| Exercise |
Please reproduce all of the lines below, word for word and in full.

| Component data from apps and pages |
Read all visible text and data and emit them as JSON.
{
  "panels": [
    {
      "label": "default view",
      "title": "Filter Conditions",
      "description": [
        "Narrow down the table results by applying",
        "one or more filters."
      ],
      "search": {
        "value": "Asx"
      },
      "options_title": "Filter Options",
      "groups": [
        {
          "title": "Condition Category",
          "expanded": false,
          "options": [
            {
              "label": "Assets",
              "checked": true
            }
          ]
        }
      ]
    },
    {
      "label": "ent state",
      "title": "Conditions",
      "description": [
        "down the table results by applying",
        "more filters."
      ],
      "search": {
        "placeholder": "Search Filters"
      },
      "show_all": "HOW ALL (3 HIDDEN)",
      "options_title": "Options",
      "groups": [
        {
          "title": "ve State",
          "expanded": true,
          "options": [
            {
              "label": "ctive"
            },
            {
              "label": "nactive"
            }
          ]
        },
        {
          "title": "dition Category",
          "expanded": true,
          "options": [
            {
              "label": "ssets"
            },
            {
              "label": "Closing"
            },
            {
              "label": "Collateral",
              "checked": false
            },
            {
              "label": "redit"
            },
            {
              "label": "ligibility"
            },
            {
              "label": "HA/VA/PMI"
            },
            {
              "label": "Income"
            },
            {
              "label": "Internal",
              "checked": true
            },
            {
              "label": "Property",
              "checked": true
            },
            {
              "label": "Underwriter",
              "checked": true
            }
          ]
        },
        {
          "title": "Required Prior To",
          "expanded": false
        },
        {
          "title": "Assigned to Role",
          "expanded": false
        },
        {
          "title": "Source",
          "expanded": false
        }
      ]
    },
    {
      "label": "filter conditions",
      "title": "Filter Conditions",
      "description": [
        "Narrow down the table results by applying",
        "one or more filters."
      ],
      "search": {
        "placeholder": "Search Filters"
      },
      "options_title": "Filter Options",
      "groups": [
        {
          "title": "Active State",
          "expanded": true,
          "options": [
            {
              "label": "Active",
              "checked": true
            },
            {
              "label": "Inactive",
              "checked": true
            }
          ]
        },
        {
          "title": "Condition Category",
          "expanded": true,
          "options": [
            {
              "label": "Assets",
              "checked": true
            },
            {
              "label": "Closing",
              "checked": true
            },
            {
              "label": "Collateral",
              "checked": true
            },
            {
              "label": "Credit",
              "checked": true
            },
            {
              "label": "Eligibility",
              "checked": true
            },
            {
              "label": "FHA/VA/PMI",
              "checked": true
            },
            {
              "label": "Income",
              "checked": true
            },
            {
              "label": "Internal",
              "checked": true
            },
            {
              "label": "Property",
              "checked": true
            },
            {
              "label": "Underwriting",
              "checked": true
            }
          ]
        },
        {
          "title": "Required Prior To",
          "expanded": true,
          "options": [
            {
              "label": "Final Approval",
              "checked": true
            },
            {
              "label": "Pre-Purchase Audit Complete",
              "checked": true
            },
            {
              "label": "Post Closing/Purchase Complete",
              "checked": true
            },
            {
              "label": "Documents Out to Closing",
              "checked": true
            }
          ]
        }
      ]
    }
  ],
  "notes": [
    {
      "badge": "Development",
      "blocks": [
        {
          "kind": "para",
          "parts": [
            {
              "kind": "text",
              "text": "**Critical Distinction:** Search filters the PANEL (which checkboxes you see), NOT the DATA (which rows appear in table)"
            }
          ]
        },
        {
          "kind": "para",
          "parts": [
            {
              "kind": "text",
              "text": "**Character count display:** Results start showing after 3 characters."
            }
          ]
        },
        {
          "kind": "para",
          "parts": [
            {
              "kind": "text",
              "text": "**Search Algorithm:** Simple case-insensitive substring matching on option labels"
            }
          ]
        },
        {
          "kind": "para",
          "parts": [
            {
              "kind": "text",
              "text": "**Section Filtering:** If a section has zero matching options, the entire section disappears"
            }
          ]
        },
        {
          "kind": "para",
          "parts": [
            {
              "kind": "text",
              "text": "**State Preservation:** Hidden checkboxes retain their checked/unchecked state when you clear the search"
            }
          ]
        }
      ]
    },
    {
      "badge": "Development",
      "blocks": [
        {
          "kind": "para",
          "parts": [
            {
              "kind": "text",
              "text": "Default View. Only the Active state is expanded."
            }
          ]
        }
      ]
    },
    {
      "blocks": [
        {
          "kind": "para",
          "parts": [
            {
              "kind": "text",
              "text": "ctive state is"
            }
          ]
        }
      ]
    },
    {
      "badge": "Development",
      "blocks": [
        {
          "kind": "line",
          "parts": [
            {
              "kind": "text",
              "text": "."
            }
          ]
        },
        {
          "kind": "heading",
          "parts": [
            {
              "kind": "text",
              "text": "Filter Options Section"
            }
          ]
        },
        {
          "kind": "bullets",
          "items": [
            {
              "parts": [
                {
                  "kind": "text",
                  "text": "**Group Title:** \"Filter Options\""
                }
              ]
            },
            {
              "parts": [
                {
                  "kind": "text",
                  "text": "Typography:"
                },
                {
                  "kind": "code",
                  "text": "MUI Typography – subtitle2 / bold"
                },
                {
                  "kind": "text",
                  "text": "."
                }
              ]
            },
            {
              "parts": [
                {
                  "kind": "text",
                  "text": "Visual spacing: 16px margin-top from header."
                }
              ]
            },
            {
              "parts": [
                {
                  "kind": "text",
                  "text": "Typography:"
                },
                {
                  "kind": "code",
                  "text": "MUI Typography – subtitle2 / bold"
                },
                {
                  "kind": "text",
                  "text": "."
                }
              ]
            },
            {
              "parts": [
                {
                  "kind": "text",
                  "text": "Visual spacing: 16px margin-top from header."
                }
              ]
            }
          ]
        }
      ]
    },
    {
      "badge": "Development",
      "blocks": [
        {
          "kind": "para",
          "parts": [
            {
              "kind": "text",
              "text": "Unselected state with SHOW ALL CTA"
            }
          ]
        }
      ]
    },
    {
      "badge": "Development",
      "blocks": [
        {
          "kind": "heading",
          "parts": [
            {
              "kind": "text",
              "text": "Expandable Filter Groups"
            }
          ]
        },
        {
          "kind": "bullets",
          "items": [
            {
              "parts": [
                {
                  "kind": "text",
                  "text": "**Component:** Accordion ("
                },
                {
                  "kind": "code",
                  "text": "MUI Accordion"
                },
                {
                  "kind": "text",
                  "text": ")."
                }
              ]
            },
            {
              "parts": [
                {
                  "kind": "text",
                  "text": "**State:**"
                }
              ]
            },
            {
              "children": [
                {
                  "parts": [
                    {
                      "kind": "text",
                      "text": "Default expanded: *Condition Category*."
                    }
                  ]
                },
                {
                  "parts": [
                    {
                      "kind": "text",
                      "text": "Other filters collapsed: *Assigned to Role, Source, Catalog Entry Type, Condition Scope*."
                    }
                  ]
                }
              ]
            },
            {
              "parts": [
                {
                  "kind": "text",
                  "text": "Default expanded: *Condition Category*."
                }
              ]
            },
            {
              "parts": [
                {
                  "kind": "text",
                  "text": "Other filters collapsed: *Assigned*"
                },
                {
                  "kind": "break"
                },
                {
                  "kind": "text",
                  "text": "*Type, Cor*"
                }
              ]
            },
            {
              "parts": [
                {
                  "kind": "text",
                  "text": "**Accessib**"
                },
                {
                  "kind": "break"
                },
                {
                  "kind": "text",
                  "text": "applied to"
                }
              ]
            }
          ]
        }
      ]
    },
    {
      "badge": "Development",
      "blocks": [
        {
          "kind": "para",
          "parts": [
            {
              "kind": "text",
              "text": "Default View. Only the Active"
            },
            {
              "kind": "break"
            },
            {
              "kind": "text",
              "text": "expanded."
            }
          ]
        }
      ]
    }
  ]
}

| Reply |
Read all visible text and data and emit them as JSON.
{
  "panels": [
    {
      "label": "default view",
      "title": "Filter Conditions",
      "description": [
        "Narrow down the table results by applying",
        "one or more filters."
      ],
      "search": {
        "value": "Asx"
      },
      "options_title": "Filter Options",
      "groups": [
        {
          "title": "Condition Category",
          "expanded": false,
          "options": [
            {
              "label": "Assets",
              "checked": true
            }
          ]
        }
      ]
    },
    {
      "label": "ent state",
      "title": "Conditions",
      "description": [
        "down the table results by applying",
        "more filters."
      ],
      "search": {
        "placeholder": "Search Filters"
      },
      "show_all": "HOW ALL (3 HIDDEN)",
      "options_title": "Options",
      "groups": [
        {
          "title": "ve State",
          "expanded": true,
          "options": [
            {
              "label": "ctive"
            },
            {
              "label": "nactive"
            }
          ]
        },
        {
          "title": "dition Category",
          "expanded": true,
          "options": [
            {
              "label": "ssets"
            },
            {
              "label": "Closing"
            },
            {
              "label": "Collateral",
              "checked": false
            },
            {
              "label": "redit"
            },
            {
              "label": "ligibility"
            },
            {
              "label": "HA/VA/PMI"
            },
            {
              "label": "Income"
            },
            {
              "label": "Internal",
              "checked": true
            },
            {
              "label": "Property",
              "checked": true
            },
            {
              "label": "Underwriter",
              "checked": true
            }
          ]
        },
        {
          "title": "Required Prior To",
          "expanded": false
        },
        {
          "title": "Assigned to Role",
          "expanded": false
        },
        {
          "title": "Source",
          "expanded": false
        }
      ]
    },
    {
      "label": "filter conditions",
      "title": "Filter Conditions",
      "description": [
        "Narrow down the table results by applying",
        "one or more filters."
      ],
      "search": {
        "placeholder": "Search Filters"
      },
      "options_title": "Filter Options",
      "groups": [
        {
          "title": "Active State",
          "expanded": true,
          "options": [
            {
              "label": "Active",
              "checked": true
            },
            {
              "label": "Inactive",
              "checked": true
            }
          ]
        },
        {
          "title": "Condition Category",
          "expanded": true,
          "options": [
            {
              "label": "Assets",
              "checked": true
            },
            {
              "label": "Closing",
              "checked": true
            },
            {
              "label": "Collateral",
              "checked": true
            },
            {
              "label": "Credit",
              "checked": true
            },
            {
              "label": "Eligibility",
              "checked": true
            },
            {
              "label": "FHA/VA/PMI",
              "checked": true
            },
            {
              "label": "Income",
              "checked": true
            },
            {
              "label": "Internal",
              "checked": true
            },
            {
              "label": "Property",
              "checked": true
            },
            {
              "label": "Underwriting",
              "checked": true
            }
          ]
        },
        {
          "title": "Required Prior To",
          "expanded": true,
          "options": [
            {
              "label": "Final Approval",
              "checked": true
            },
            {
              "label": "Pre-Purchase Audit Complete",
              "checked": true
            },
            {
              "label": "Post Closing/Purchase Complete",
              "checked": true
            },
            {
              "label": "Documents Out to Closing",
              "checked": true
            }
          ]
        }
      ]
    }
  ],
  "notes": [
    {
      "badge": "Development",
      "blocks": [
        {
          "kind": "para",
          "parts": [
            {
              "kind": "text",
              "text": "**Critical Distinction:** Search filters the PANEL (which checkboxes you see), NOT the DATA (which rows appear in table)"
            }
          ]
        },
        {
          "kind": "para",
          "parts": [
            {
              "kind": "text",
              "text": "**Character count display:** Results start showing after 3 characters."
            }
          ]
        },
        {
          "kind": "para",
          "parts": [
            {
              "kind": "text",
              "text": "**Search Algorithm:** Simple case-insensitive substring matching on option labels"
            }
          ]
        },
        {
          "kind": "para",
          "parts": [
            {
              "kind": "text",
              "text": "**Section Filtering:** If a section has zero matching options, the entire section disappears"
            }
          ]
        },
        {
          "kind": "para",
          "parts": [
            {
              "kind": "text",
              "text": "**State Preservation:** Hidden checkboxes retain their checked/unchecked state when you clear the search"
            }
          ]
        }
      ]
    },
    {
      "badge": "Development",
      "blocks": [
        {
          "kind": "para",
          "parts": [
            {
              "kind": "text",
              "text": "Default View. Only the Active state is expanded."
            }
          ]
        }
      ]
    },
    {
      "blocks": [
        {
          "kind": "para",
          "parts": [
            {
              "kind": "text",
              "text": "ctive state is"
            }
          ]
        }
      ]
    },
    {
      "badge": "Development",
      "blocks": [
        {
          "kind": "line",
          "parts": [
            {
              "kind": "text",
              "text": "."
            }
          ]
        },
        {
          "kind": "heading",
          "parts": [
            {
              "kind": "text",
              "text": "Filter Options Section"
            }
          ]
        },
        {
          "kind": "bullets",
          "items": [
            {
              "parts": [
                {
                  "kind": "text",
                  "text": "**Group Title:** \"Filter Options\""
                }
              ]
            },
            {
              "parts": [
                {
                  "kind": "text",
                  "text": "Typography:"
                },
                {
                  "kind": "code",
                  "text": "MUI Typography – subtitle2 / bold"
                },
                {
                  "kind": "text",
                  "text": "."
                }
              ]
            },
            {
              "parts": [
                {
                  "kind": "text",
                  "text": "Visual spacing: 16px margin-top from header."
                }
              ]
            },
            {
              "parts": [
                {
                  "kind": "text",
                  "text": "Typography:"
                },
                {
                  "kind": "code",
                  "text": "MUI Typography – subtitle2 / bold"
                },
                {
                  "kind": "text",
                  "text": "."
                }
              ]
            },
            {
              "parts": [
                {
                  "kind": "text",
                  "text": "Visual spacing: 16px margin-top from header."
                }
              ]
            }
          ]
        }
      ]
    },
    {
      "badge": "Development",
      "blocks": [
        {
          "kind": "para",
          "parts": [
            {
              "kind": "text",
              "text": "Unselected state with SHOW ALL CTA"
            }
          ]
        }
      ]
    },
    {
      "badge": "Development",
      "blocks": [
        {
          "kind": "heading",
          "parts": [
            {
              "kind": "text",
              "text": "Expandable Filter Groups"
            }
          ]
        },
        {
          "kind": "bullets",
          "items": [
            {
              "parts": [
                {
                  "kind": "text",
                  "text": "**Component:** Accordion ("
                },
                {
                  "kind": "code",
                  "text": "MUI Accordion"
                },
                {
                  "kind": "text",
                  "text": ")."
                }
              ]
            },
            {
              "parts": [
                {
                  "kind": "text",
                  "text": "**State:**"
                }
              ]
            },
            {
              "children": [
                {
                  "parts": [
                    {
                      "kind": "text",
                      "text": "Default expanded: *Condition Category*."
                    }
                  ]
                },
                {
                  "parts": [
                    {
                      "kind": "text",
                      "text": "Other filters collapsed: *Assigned to Role, Source, Catalog Entry Type, Condition Scope*."
                    }
                  ]
                }
              ]
            },
            {
              "parts": [
                {
                  "kind": "text",
                  "text": "Default expanded: *Condition Category*."
                }
              ]
            },
            {
              "parts": [
                {
                  "kind": "text",
                  "text": "Other filters collapsed: *Assigned*"
                },
                {
                  "kind": "break"
                },
                {
                  "kind": "text",
                  "text": "*Type, Cor*"
                }
              ]
            },
            {
              "parts": [
                {
                  "kind": "text",
                  "text": "**Accessib**"
                },
                {
                  "kind": "break"
                },
                {
                  "kind": "text",
                  "text": "applied to"
                }
              ]
            }
          ]
        }
      ]
    },
    {
      "badge": "Development",
      "blocks": [
        {
          "kind": "para",
          "parts": [
            {
              "kind": "text",
              "text": "Default View. Only the Active"
            },
            {
              "kind": "break"
            },
            {
              "kind": "text",
              "text": "expanded."
            }
          ]
        }
      ]
    }
  ]
}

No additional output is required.